(Data for review):
------

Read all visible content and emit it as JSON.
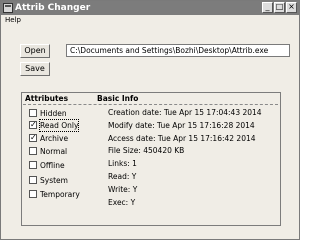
{
  "window": {
    "title": "Attrib Changer",
    "min_symbol": "_",
    "max_symbol": "□",
    "close_symbol": "×"
  },
  "menu": {
    "help": "Help"
  },
  "buttons": {
    "open": "Open",
    "save": "Save"
  },
  "path_field": {
    "value": "C:\\Documents and Settings\\Bozhi\\Desktop\\Attrib.exe"
  },
  "headers": {
    "attributes": "Attributes",
    "basic_info": "Basic Info"
  },
  "attributes": [
    {
      "label": "Hidden",
      "checked": false,
      "mark": ""
    },
    {
      "label": "Read Only",
      "checked": true,
      "mark": "✓"
    },
    {
      "label": "Archive",
      "checked": true,
      "mark": "✓"
    },
    {
      "label": "Normal",
      "checked": false,
      "mark": ""
    },
    {
      "label": "Offline",
      "checked": false,
      "mark": ""
    },
    {
      "label": "System",
      "checked": false,
      "mark": ""
    },
    {
      "label": "Temporary",
      "checked": false,
      "mark": ""
    }
  ],
  "basic_info": [
    "Creation date: Tue Apr 15 17:04:43 2014",
    "Modify  date: Tue Apr 15 17:16:28 2014",
    "Access  date: Tue Apr 15 17:16:42 2014",
    "File Size: 450420 KB",
    "Links: 1",
    "Read: Y",
    "Write: Y",
    "Exec: Y"
  ]
}
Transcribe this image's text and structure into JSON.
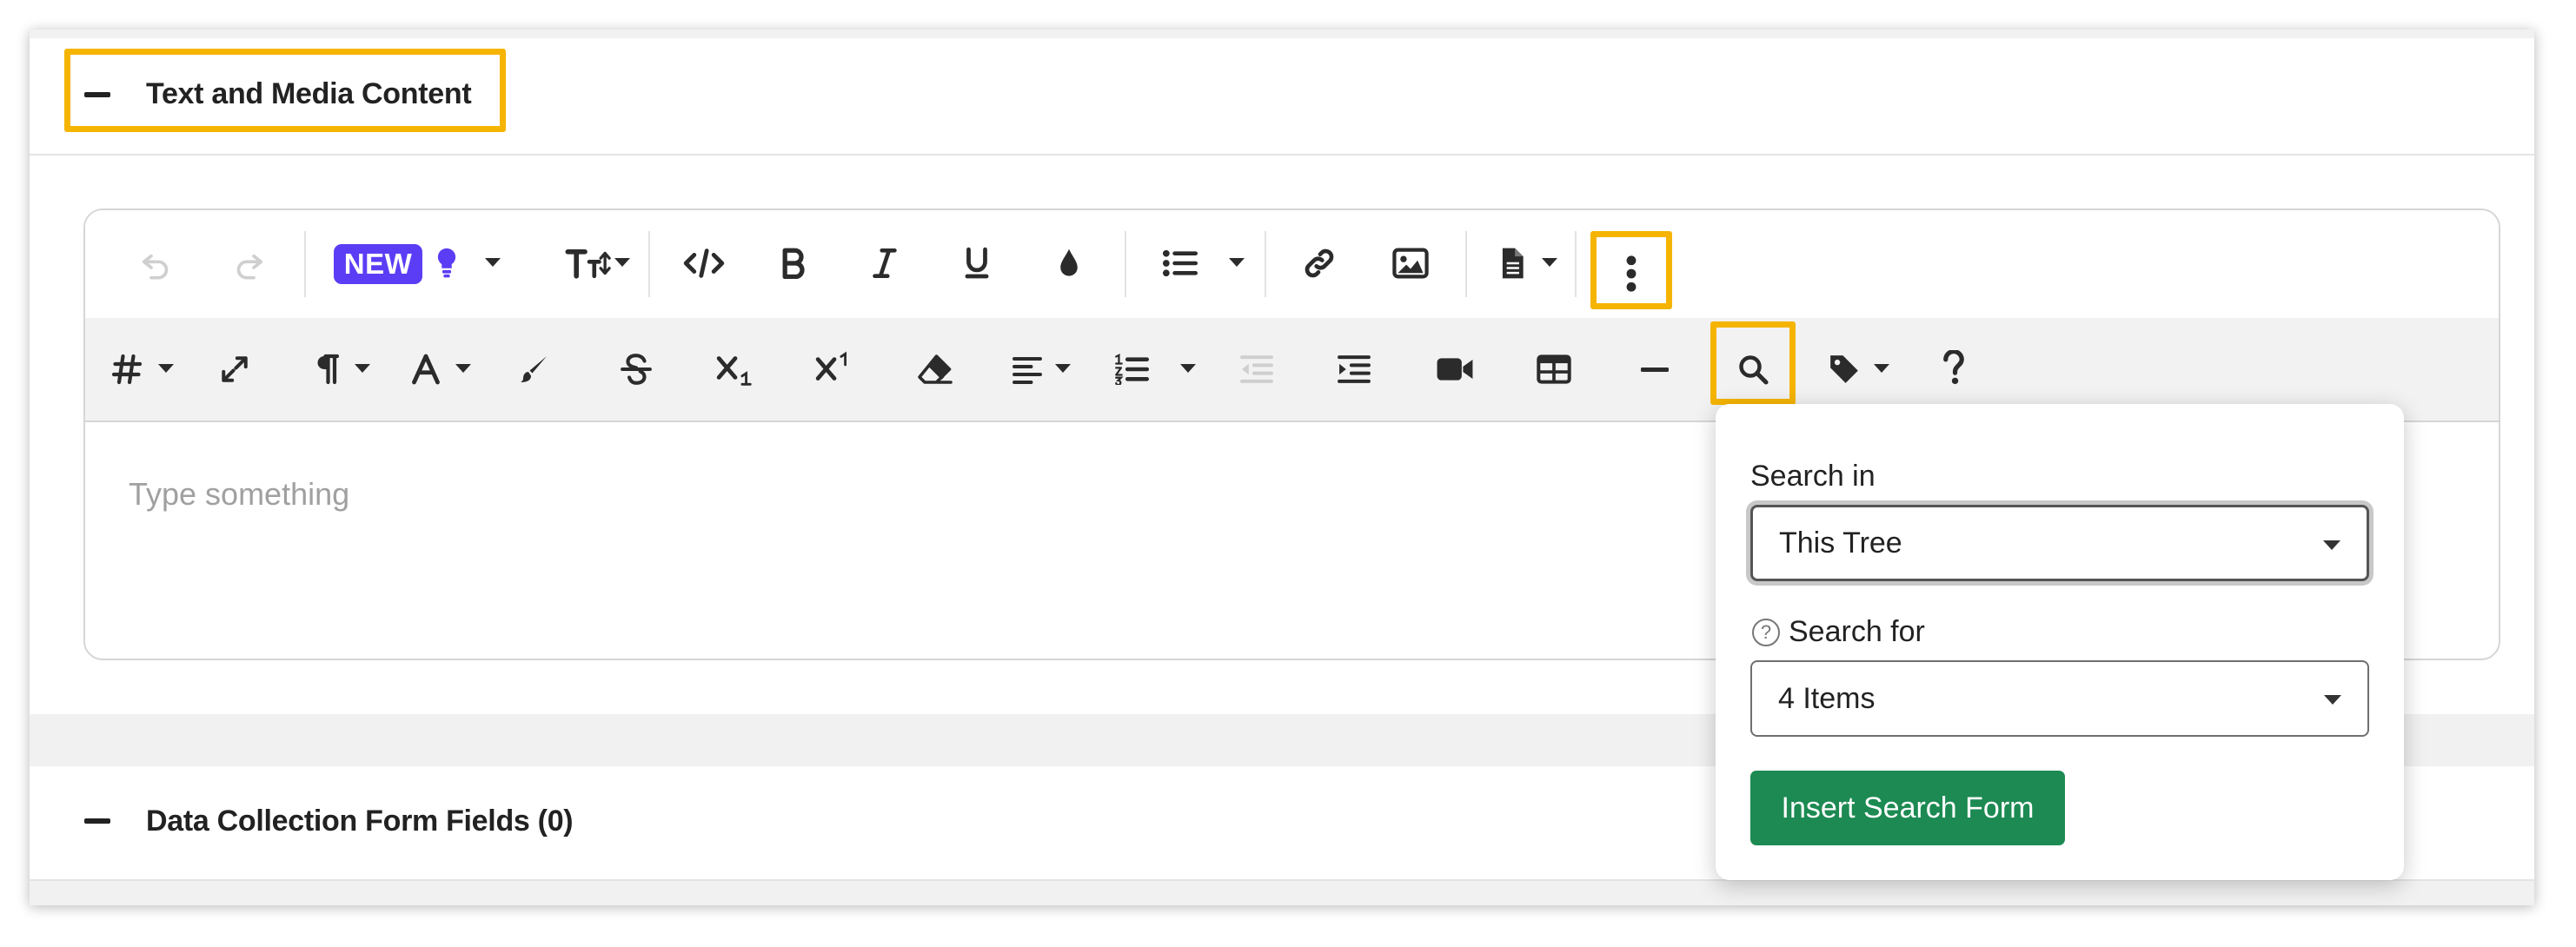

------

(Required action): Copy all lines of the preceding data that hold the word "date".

(Solution):
    "Creation date: Tue Apr 15 17:04:43 2014",
    "Modify  date: Tue Apr 15 17:16:28 2014",
    "Access  date: Tue Apr 15 17:16:42 2014",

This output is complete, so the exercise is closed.